TASK DESCRIPTION: In the records below, find each line that holds "hiện" and return it.

MATERIAL FOR THIS EXERCISE:
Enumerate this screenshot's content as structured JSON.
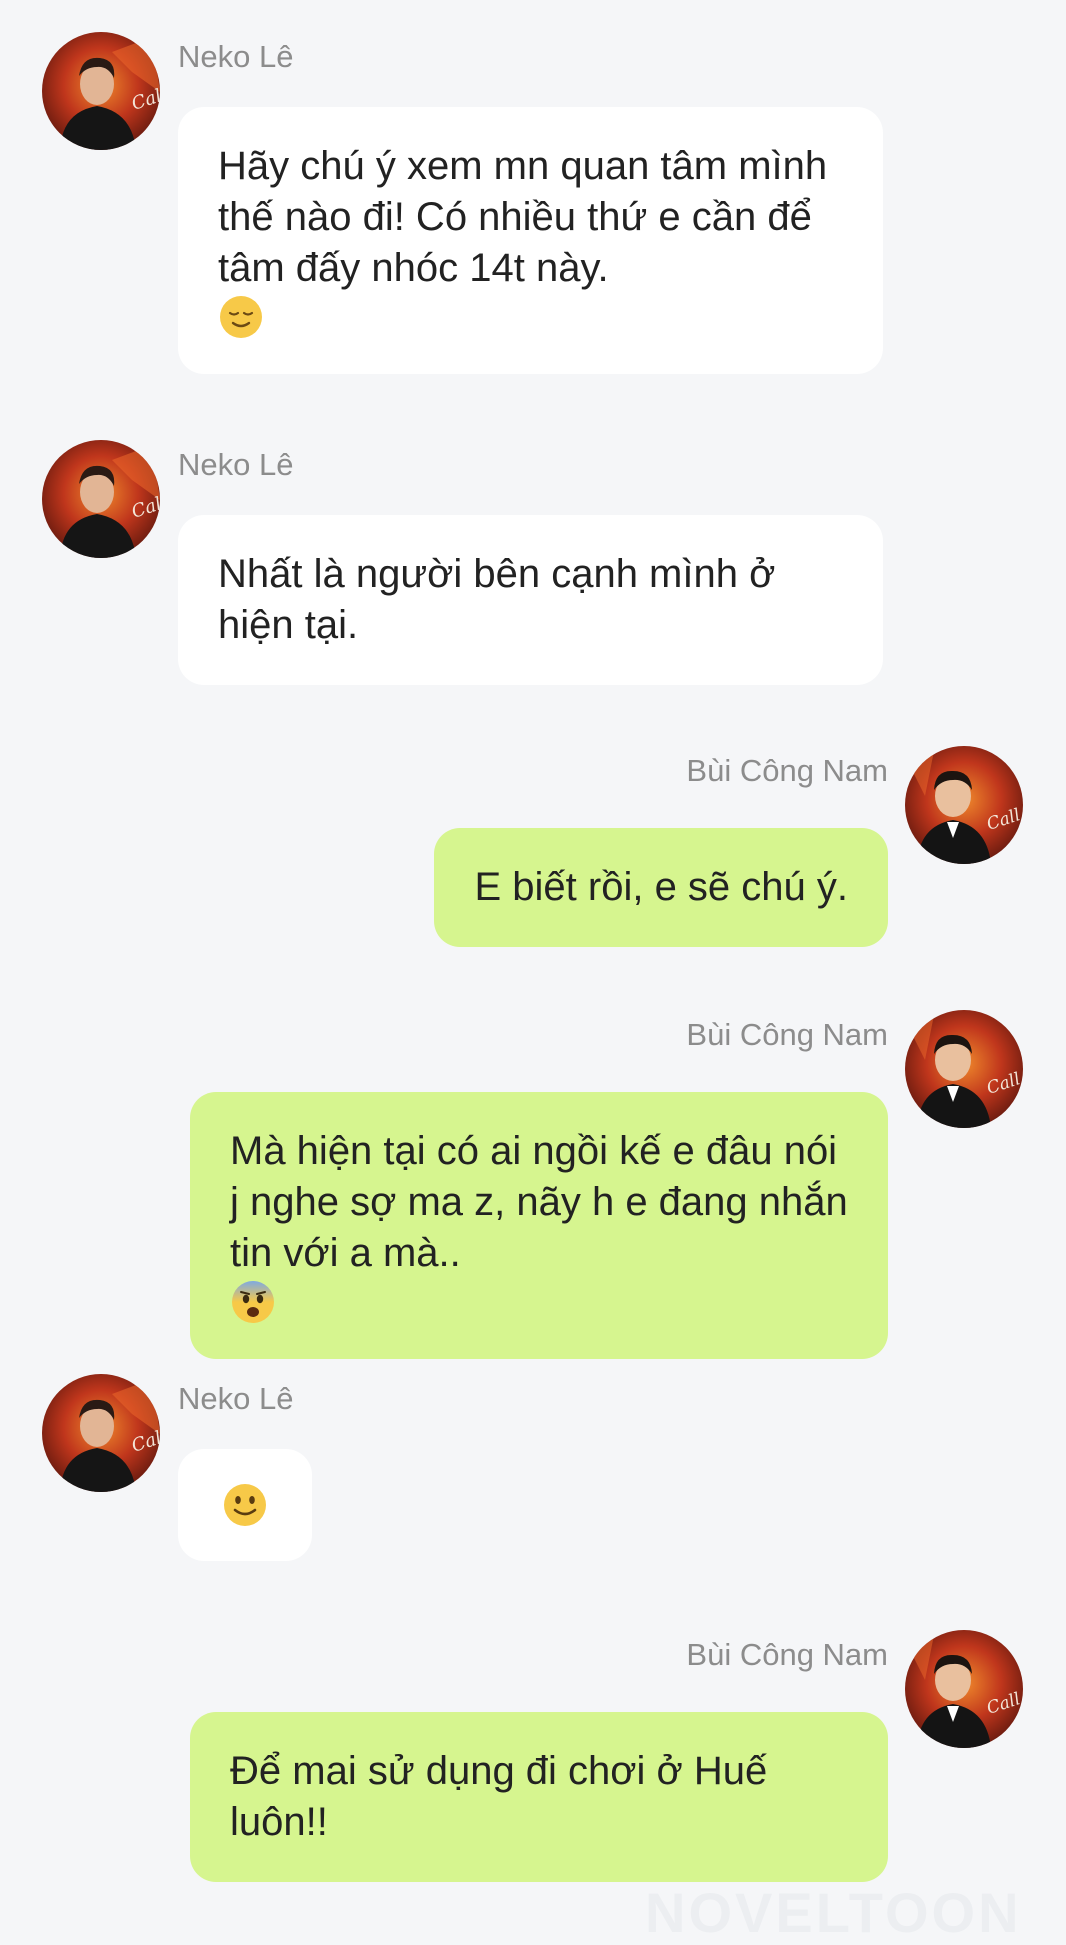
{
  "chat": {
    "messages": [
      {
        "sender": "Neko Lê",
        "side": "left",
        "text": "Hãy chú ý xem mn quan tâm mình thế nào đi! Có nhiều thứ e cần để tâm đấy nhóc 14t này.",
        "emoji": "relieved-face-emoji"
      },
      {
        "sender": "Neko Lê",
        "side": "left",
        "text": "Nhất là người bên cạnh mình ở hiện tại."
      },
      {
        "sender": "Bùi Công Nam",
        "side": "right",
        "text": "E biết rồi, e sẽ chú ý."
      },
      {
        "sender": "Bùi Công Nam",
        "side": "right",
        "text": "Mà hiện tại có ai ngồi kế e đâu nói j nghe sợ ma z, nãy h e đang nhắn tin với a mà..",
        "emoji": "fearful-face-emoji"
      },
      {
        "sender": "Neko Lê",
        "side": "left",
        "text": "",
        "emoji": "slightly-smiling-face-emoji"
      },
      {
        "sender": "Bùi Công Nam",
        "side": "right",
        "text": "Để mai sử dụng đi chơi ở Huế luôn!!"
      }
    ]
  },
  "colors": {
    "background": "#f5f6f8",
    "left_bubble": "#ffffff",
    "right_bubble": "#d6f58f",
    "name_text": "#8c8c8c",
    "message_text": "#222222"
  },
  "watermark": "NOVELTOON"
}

SOLUTION TO THIS PROBLEM:
        "text": "Nhất là người bên cạnh mình ở hiện tại."
        "text": "Mà hiện tại có ai ngồi kế e đâu nói j nghe sợ ma z, nãy h e đang nhắn tin với a mà..",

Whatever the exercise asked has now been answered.